I have been following your posts, and after reading about the type of photography you are interested in, here are a few suggestions. Please take them for what they are worth -- Not the right answers, just some possiblities to consider.
I agree that the Canham DLC is a good camera for you to investigate. It is kind of a cross between a field camera and a monorail camera. Many of the people who use it really like it. One day I was walking around Santa Barbara with my wife, and we came upon a couple of large format photographers. We talked to them for a while. One of them was Chuck Farmer. He recommended the DLC to me. I looked into it and decided not to buy it based on the review on this website, only because it was not strongly recommended for someone who photographs a lot of architecture. Since you will only be doing occasional architectural photography, this would be a good camera to consider.
Another one to look at is the Arca Swiss Discovery. Very light weight. Very well made. All the movements you will need. Abilty to grow into a great system. It also comes with its own rucksack. Ability to add longer rails if you want to use longer lenses. Problem is that everyone likes them so much it is hard to find them used. This camera was my first choice, before I came on a great deal on a used Calumet 45NX. The Discovery could be a great camera for you to photograph the urban landscape.
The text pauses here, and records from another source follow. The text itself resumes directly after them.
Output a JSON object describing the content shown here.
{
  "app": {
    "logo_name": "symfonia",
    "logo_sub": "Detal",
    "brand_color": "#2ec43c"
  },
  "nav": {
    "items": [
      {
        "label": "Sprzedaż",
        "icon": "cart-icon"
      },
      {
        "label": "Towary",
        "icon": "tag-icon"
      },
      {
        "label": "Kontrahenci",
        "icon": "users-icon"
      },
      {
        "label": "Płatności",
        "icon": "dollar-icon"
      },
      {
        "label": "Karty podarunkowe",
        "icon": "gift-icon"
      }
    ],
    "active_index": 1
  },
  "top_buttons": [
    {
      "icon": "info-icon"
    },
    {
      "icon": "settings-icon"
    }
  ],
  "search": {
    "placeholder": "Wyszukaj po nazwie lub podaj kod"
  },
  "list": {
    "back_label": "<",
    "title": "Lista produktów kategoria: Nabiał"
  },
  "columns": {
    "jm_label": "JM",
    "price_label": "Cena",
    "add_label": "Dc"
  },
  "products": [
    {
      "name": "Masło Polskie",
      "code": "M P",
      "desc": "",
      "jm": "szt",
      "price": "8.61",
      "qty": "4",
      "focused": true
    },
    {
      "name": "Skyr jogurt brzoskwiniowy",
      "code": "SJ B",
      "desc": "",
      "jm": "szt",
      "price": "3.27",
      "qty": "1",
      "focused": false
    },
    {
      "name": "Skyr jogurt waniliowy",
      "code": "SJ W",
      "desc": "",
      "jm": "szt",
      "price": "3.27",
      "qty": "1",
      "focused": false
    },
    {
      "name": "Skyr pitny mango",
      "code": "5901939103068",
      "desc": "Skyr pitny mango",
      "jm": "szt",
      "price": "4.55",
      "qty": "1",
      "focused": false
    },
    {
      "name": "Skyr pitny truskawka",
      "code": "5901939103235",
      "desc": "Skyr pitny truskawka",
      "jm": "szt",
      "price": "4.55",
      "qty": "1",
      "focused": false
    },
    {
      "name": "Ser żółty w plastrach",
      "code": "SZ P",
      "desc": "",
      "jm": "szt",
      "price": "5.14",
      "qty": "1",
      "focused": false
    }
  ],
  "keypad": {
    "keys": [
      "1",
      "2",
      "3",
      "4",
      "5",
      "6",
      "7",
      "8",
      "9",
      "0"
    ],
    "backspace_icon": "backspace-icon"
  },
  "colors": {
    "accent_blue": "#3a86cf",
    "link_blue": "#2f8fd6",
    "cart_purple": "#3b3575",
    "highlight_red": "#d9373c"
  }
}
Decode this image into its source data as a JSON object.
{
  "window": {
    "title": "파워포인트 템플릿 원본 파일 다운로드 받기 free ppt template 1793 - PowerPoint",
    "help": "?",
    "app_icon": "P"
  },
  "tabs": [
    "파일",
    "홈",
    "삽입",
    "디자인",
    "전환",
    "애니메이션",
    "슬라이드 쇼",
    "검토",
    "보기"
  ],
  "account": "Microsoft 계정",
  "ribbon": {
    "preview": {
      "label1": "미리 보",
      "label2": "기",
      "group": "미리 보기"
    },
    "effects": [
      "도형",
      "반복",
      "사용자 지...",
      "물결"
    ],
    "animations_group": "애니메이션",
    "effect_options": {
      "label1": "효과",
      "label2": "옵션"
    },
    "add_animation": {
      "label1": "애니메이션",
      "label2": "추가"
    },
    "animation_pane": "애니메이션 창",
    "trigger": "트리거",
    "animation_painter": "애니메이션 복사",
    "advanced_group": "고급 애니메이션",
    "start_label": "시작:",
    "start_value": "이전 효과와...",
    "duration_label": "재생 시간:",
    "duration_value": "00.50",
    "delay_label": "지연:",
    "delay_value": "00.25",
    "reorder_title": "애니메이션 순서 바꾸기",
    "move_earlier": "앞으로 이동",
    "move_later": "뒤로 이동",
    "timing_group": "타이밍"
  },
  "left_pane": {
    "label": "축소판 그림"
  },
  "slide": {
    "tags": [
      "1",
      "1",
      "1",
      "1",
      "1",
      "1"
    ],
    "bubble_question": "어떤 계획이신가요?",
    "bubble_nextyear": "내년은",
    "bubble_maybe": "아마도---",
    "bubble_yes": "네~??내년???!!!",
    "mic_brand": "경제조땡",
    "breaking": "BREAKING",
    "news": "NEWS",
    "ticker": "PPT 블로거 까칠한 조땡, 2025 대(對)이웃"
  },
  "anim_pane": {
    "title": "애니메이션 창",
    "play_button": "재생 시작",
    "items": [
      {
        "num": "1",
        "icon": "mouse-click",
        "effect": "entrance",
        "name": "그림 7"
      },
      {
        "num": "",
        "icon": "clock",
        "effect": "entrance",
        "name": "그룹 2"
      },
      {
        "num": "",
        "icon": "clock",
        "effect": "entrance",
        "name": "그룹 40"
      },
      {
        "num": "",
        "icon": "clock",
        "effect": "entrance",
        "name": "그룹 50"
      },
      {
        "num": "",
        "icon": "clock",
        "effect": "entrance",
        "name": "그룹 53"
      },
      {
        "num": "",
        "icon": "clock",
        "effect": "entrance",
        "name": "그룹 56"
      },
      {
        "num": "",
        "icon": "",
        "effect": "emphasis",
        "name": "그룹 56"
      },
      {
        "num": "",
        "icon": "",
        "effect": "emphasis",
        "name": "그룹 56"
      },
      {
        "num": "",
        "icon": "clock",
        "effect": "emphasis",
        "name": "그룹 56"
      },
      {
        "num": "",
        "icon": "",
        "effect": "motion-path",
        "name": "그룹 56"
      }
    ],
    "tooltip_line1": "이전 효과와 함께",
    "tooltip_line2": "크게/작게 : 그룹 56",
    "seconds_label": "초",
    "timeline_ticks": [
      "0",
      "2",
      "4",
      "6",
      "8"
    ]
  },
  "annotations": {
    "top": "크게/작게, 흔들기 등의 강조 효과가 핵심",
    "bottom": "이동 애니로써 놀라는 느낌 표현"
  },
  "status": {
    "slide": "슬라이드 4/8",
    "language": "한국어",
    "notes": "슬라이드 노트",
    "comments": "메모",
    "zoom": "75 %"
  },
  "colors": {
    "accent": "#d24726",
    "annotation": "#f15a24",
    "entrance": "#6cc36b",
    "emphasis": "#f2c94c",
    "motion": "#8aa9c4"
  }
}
For what its worth, I use a 90mm f/4.5 Grandagon-N. I have used the tilts to accomplish some rise, but I prefer using the rise controls. If you have enough rise, you don't have to mess "workarounds" to accomplish your objective. This is all very individual -- a matter of personal preference. I was just afraid that a field camera like a 45AII or HD would run out of movements, and that I might run out of an opportunity to make an image by the time I accomplished the movement using a workaround. I guess that's why there are so many cameras -- So many photographers, each with his or her own preferences.